Council keen to use new alcohol laws

The Christchurch City Council is preparing to take immediate advantage of new laws giving local authorities greater powers over where and when alcohol is sold.

The legislation, currently before Parliament, replaces the liberal and centralised licensing system that has been in place since 1989 - a system that saw the number of liquor outlets in Christchurch increase threefold - with a more effective and localised system.

It means local authorities will have the power to put in place their own policies to regulate the concentration and location of on and off-licences and the ability to dictate licensing conditions.

To take advantage of the greater powers afforded them under the Alcohol Reform Bill, councils must develop a local alcohol policy (Lap) in consultation with the police, health officials and the community.

Council staff are recommending the council begin work on developing that policy now, even though it is likely to be another couple of months before the bill is passed.
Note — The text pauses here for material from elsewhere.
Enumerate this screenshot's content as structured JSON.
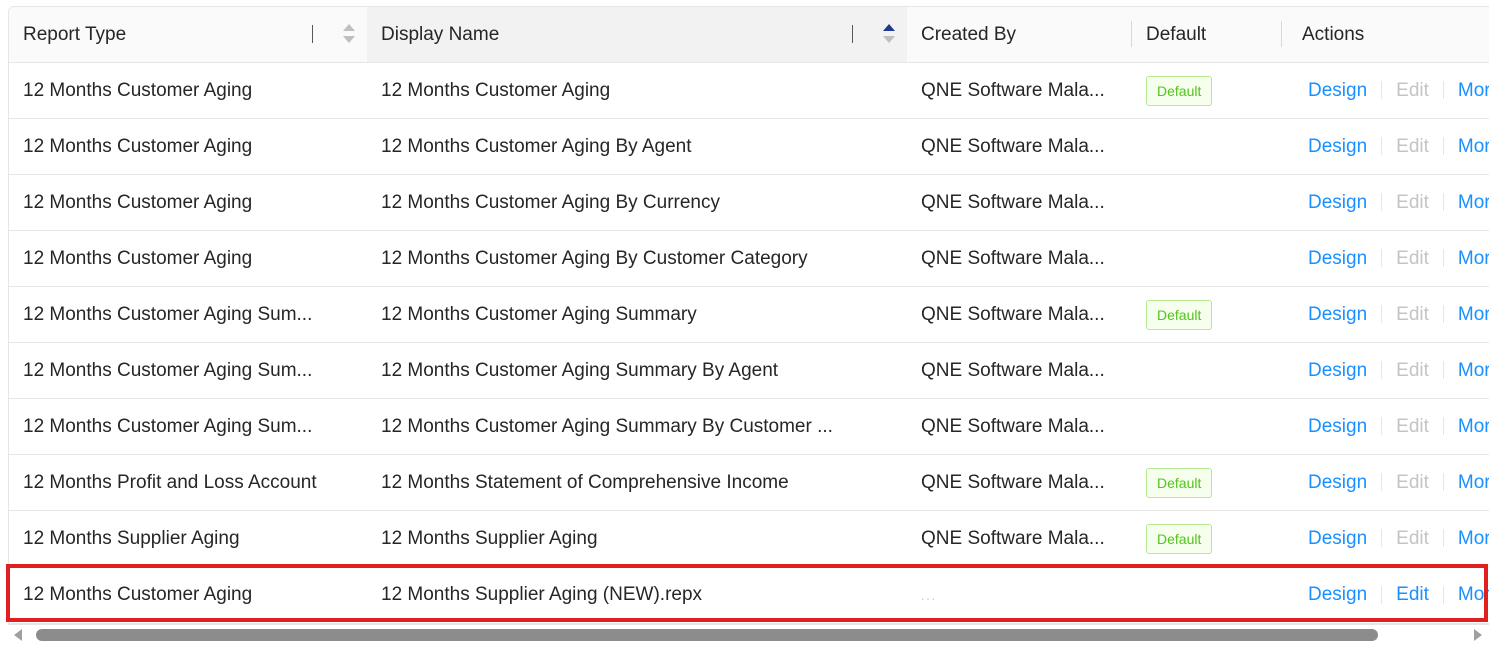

The council's move to have more say over where and when alcohol can be sold follows revelations that alcohol-related injuries and illnesses cost Canterbury's health system about $63 million a year.

A report released by Berl Economics shows that in 2006, Canterbury's healthcare costs from alcohol were $38.8m. Last year they were $62.8m.

It is also timely as the 2010 and 2011 earthquakes have caused changes to the location of many licensed premises in Christchurch.

City council figures show 45 per cent of central-city licensed premises are closed because of damage or demolition or because they are still within the red-zone cordon. In suburban areas, 25 per cent of premises have closed because of damage or demolition.

Throughout the city, about 100 premises are holding off renewing their licences because of insurance or building condition issues.

Council planning committee chairwoman Cr Sue Wells said it was important the council moved ''swiftly and properly'' to exercise its new powers under the act as there was strong community support for tighter regulation of pubs and alcohol outlets.

''People have wanted more ability to control where licensed premises are but we haven't had the ability to control that with the Sale of Liquor Act being the way it was.''

She said the policy could set restrictions on where alcohol premises could be located, but the council alone could not solve all the alcohol issues in the community.

''We have certain areas of influence, but the actions of the council alone will never solve the issue of problem drinking in New Zealand,'' she said.

Canterbury police operations manager Inspector Craig McKay said police were working closely with the council on the policy and were keen to see tighter regulations on  opening hours and the location and concentration of liquor outlets.

Noting that about 30 per cent of all offences dealt with by police involved alcohol, McKay said police wanted the policy developed as soon as legally possible.

''This is a good tool to reduce alcohol-related harm,'' he said.

Now was the ideal time to formulate the policy as the decisions reached would help shape how Christchurch developed after the quakes.

The Press